The third type of texting is “text to subscribe”. Here, audience members subscribe via mobile device to receive information. They can text their email address or wireless number and will subsequently receive either email or text updates. This type of text messaging is beneficial because you can get people to sign up on the spot for your communications, creating greater audience participation!

As mobile devices grow in popularity, more public sector organizations should incorporate this channel into their digital strategy.

(For more information about text marketing, download our “Making Mobile Work for You” guide.)

Social Media Marketing

Though we think of social media as an outlet of leisure, it is actually an incredible indirect multi-channel marketing source. Social media for public sector organizations can be used to create and share content, and lead our audiences to conversion endpoints.

Additionally, networks like Twitter, YouTube, Flickr, Facebook, LinkedIn, and Tumblr can expand and reinforce your message. But here’s the Catch-22: the free ride is over. Facebook implemented an algorithm called EdgeRank in where it becomes harder for your message to reach your fans without sponsored posts. To override Facebook’s content filtering, you have to pay a price. This is called a “boost” where organizations can pay additional money to push posts to a predefined audience.

Twitter, Instagram, and LinkedIn all have robust ad platforms when your organization’s organic reach can only go so far. Though many social channels shifted to become paid channels, it is still important to participate in the conversation. Why? Because social cultivates better relationships and broadens your reach, making it the perfect avenue to support other marketing channels.

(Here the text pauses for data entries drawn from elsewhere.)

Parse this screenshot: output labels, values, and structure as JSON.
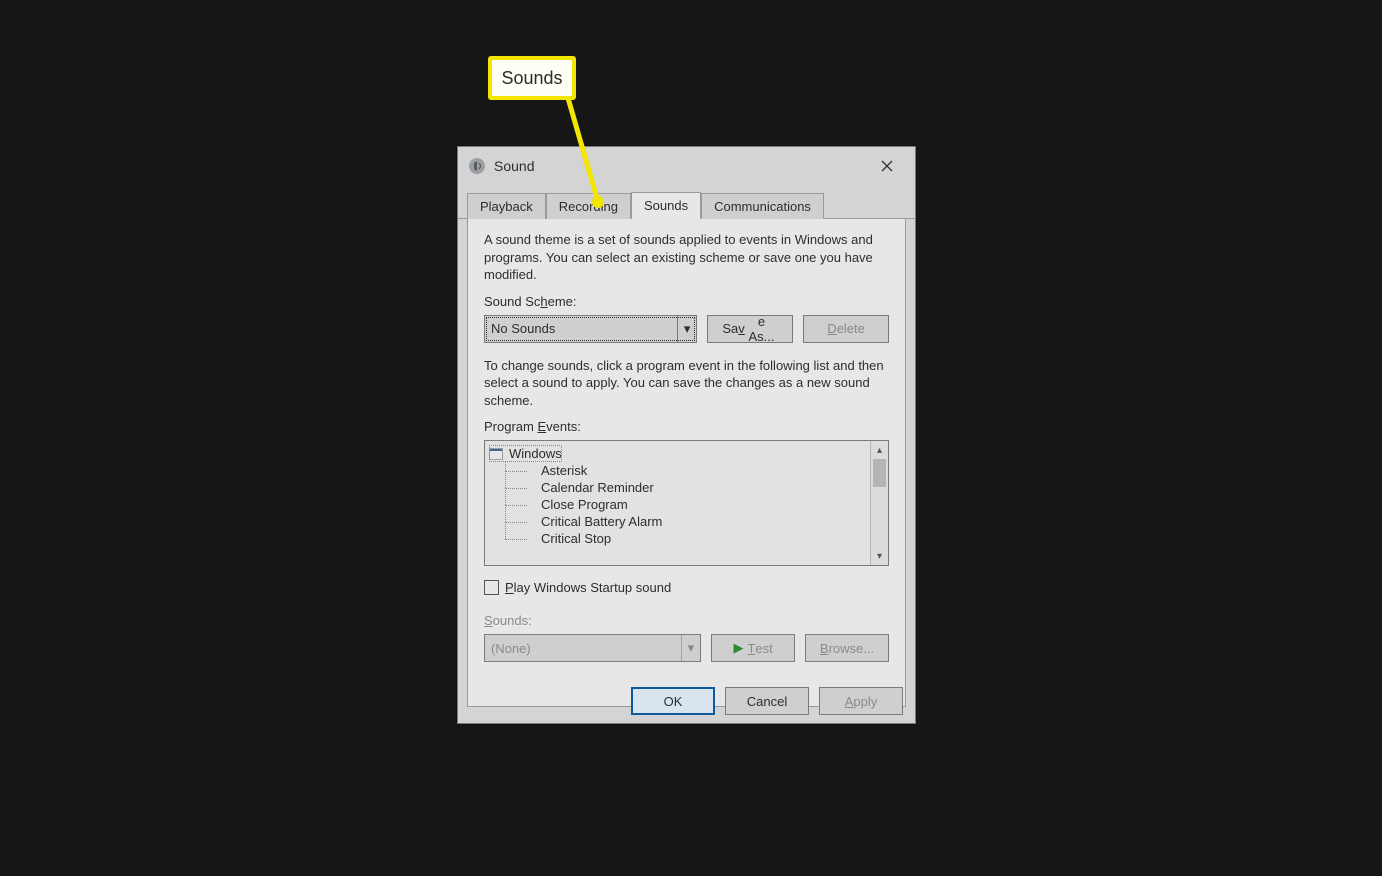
{
  "callout": {
    "label": "Sounds"
  },
  "window": {
    "title": "Sound"
  },
  "tabs": {
    "playback": "Playback",
    "recording": "Recording",
    "sounds": "Sounds",
    "communications": "Communications"
  },
  "text": {
    "theme_desc": "A sound theme is a set of sounds applied to events in Windows and programs.  You can select an existing scheme or save one you have modified.",
    "scheme_label_pre": "Sound Sc",
    "scheme_label_ul": "h",
    "scheme_label_post": "eme:",
    "change_desc": "To change sounds, click a program event in the following list and then select a sound to apply.  You can save the changes as a new sound scheme.",
    "events_label_pre": "Program ",
    "events_label_ul": "E",
    "events_label_post": "vents:",
    "startup_ul": "P",
    "startup_rest": "lay Windows Startup sound",
    "sounds_ul": "S",
    "sounds_rest": "ounds:"
  },
  "scheme": {
    "value": "No Sounds"
  },
  "buttons": {
    "save_as_pre": "Sa",
    "save_as_ul": "v",
    "save_as_post": "e As...",
    "delete_ul": "D",
    "delete_rest": "elete",
    "test_ul": "T",
    "test_rest": "est",
    "browse_ul": "B",
    "browse_rest": "rowse...",
    "ok": "OK",
    "cancel": "Cancel",
    "apply_ul": "A",
    "apply_rest": "pply"
  },
  "events": {
    "root": "Windows",
    "items": [
      "Asterisk",
      "Calendar Reminder",
      "Close Program",
      "Critical Battery Alarm",
      "Critical Stop"
    ]
  },
  "sound_select": {
    "value": "(None)"
  }
}
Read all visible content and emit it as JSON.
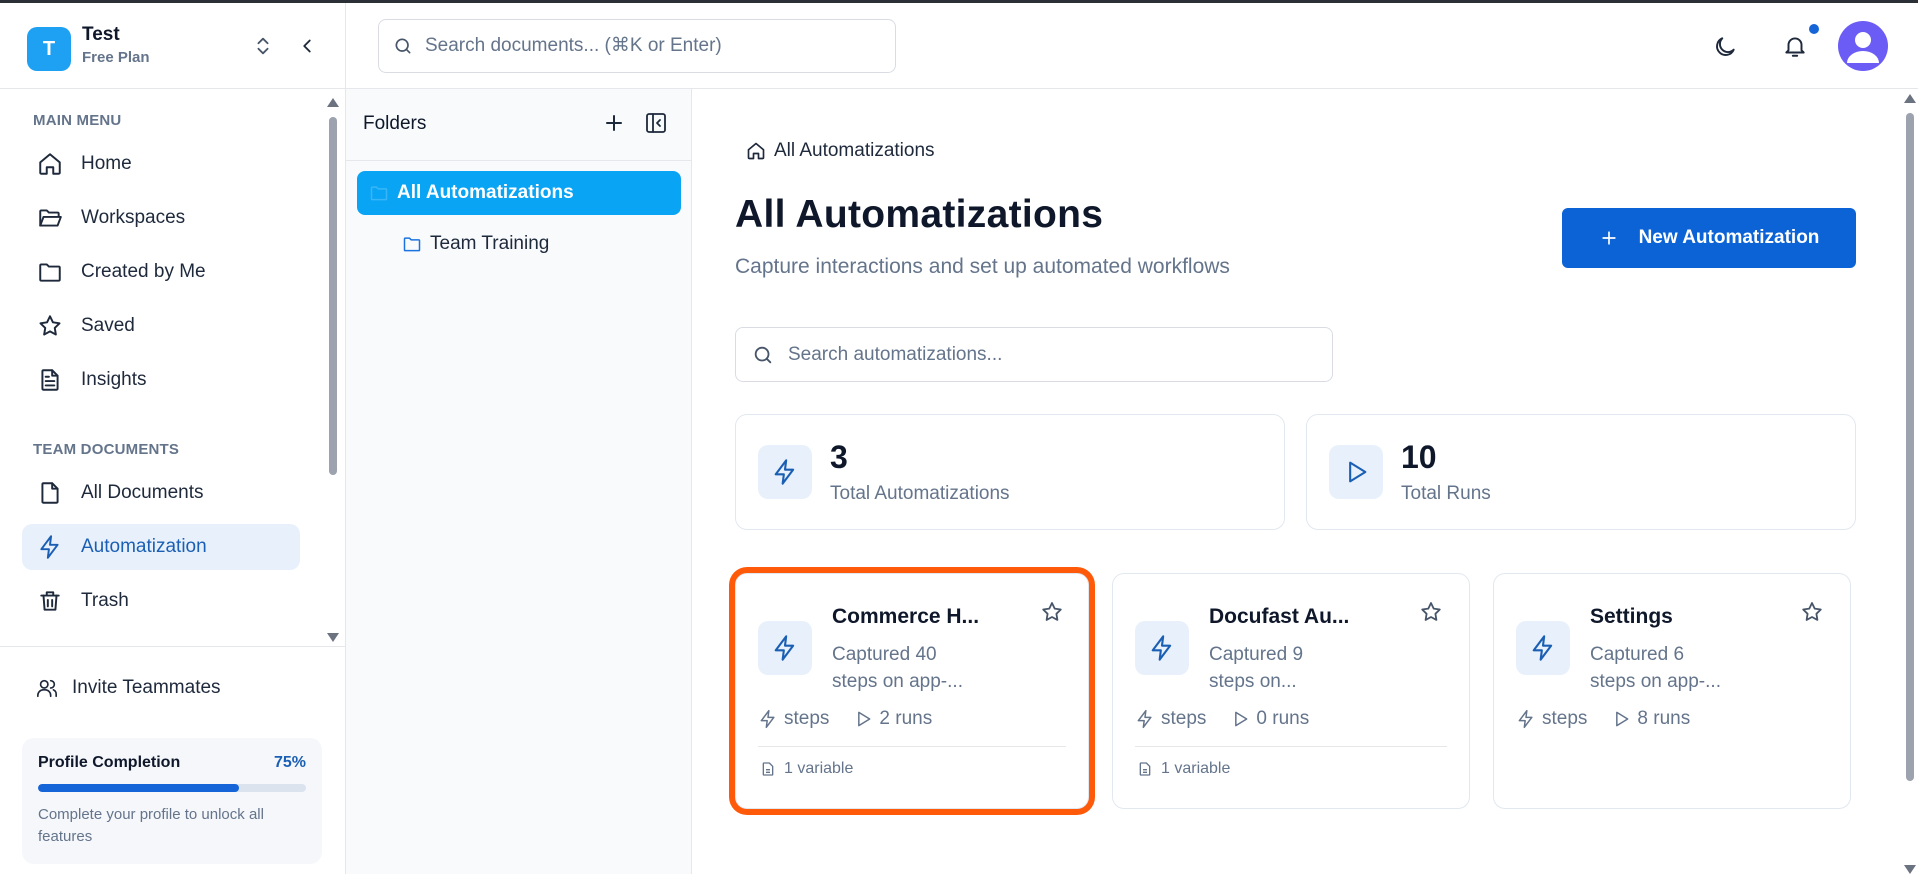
{
  "workspace": {
    "initial": "T",
    "name": "Test",
    "plan": "Free Plan"
  },
  "sidebar": {
    "main_menu_label": "MAIN MENU",
    "main_items": [
      {
        "label": "Home",
        "icon": "home-icon"
      },
      {
        "label": "Workspaces",
        "icon": "folder-open-icon"
      },
      {
        "label": "Created by Me",
        "icon": "folder-icon"
      },
      {
        "label": "Saved",
        "icon": "star-icon"
      },
      {
        "label": "Insights",
        "icon": "document-icon"
      }
    ],
    "team_label": "TEAM DOCUMENTS",
    "team_items": [
      {
        "label": "All Documents",
        "icon": "file-icon"
      },
      {
        "label": "Automatization",
        "icon": "lightning-icon",
        "active": true
      },
      {
        "label": "Trash",
        "icon": "trash-icon"
      }
    ],
    "invite_label": "Invite Teammates",
    "profile": {
      "title": "Profile Completion",
      "percent_label": "75%",
      "progress": 0.75,
      "description": "Complete your profile to unlock all features"
    }
  },
  "header": {
    "search_placeholder": "Search documents... (⌘K or Enter)",
    "accent_color": "#1565d8"
  },
  "folders": {
    "title": "Folders",
    "items": [
      {
        "label": "All Automatizations",
        "active": true
      },
      {
        "label": "Team Training",
        "active": false
      }
    ]
  },
  "main": {
    "breadcrumb": "All Automatizations",
    "title": "All Automatizations",
    "subtitle": "Capture interactions and set up automated workflows",
    "new_button": "New Automatization",
    "search_placeholder": "Search automatizations...",
    "stats": [
      {
        "value": "3",
        "label": "Total Automatizations",
        "icon": "lightning-icon"
      },
      {
        "value": "10",
        "label": "Total Runs",
        "icon": "play-icon"
      }
    ],
    "cards": [
      {
        "title": "Commerce H...",
        "desc_line1": "Captured 40",
        "desc_line2": "steps on app-...",
        "steps_label": "steps",
        "runs_label": "2 runs",
        "variable_label": "1 variable",
        "highlighted": true
      },
      {
        "title": "Docufast Au...",
        "desc_line1": "Captured 9",
        "desc_line2": "steps on...",
        "steps_label": "steps",
        "runs_label": "0 runs",
        "variable_label": "1 variable",
        "highlighted": false
      },
      {
        "title": "Settings",
        "desc_line1": "Captured 6",
        "desc_line2": "steps on app-...",
        "steps_label": "steps",
        "runs_label": "8 runs",
        "variable_label": "",
        "highlighted": false
      }
    ],
    "highlight_color": "#ff5a0a"
  }
}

(For more information about social media, download our “Dealing With Social Media’s Decline in Engagement” guide.)

SEO and Content Marketing

Search engine optimization (SEO) is used to increase the amount of visitors to a website by obtaining a high search engine position. The placement of your organization’s search position is in the hands of search engines like Google, Yahoo!, Ask.com, Bing, and AOL – but can be influenced. To do this, optimize your website for frequently searched keywords and producing content that supports semantic search queries. Publish content often, and make sure your email platform offers your email communications as a public landing page.

Though this channel is arguably the most out of your control, it is also one of the most important digital channels. The proof is in the numbers. In 2014, more than a third of all government website traffic came from search engines according to DigitalGov. That means if you want to get important resources into the hands of people currently searching for it online, you need to optimize your web pages. For more information on SEO for government websites, check out these resources on DigitalGov.

All in all, multi-channel marketing is advantageous for public sector organizations to participate in. The key is to create highly choreographed campaigns between channels. Each message must have the same performance metrics (goals) and target audience – this will create consistency across channels.

Do you have any additional insights you would like to share about increasing multi-channel marketing for public engagement? Share your experiences and insight with us, email info@govdelivery.com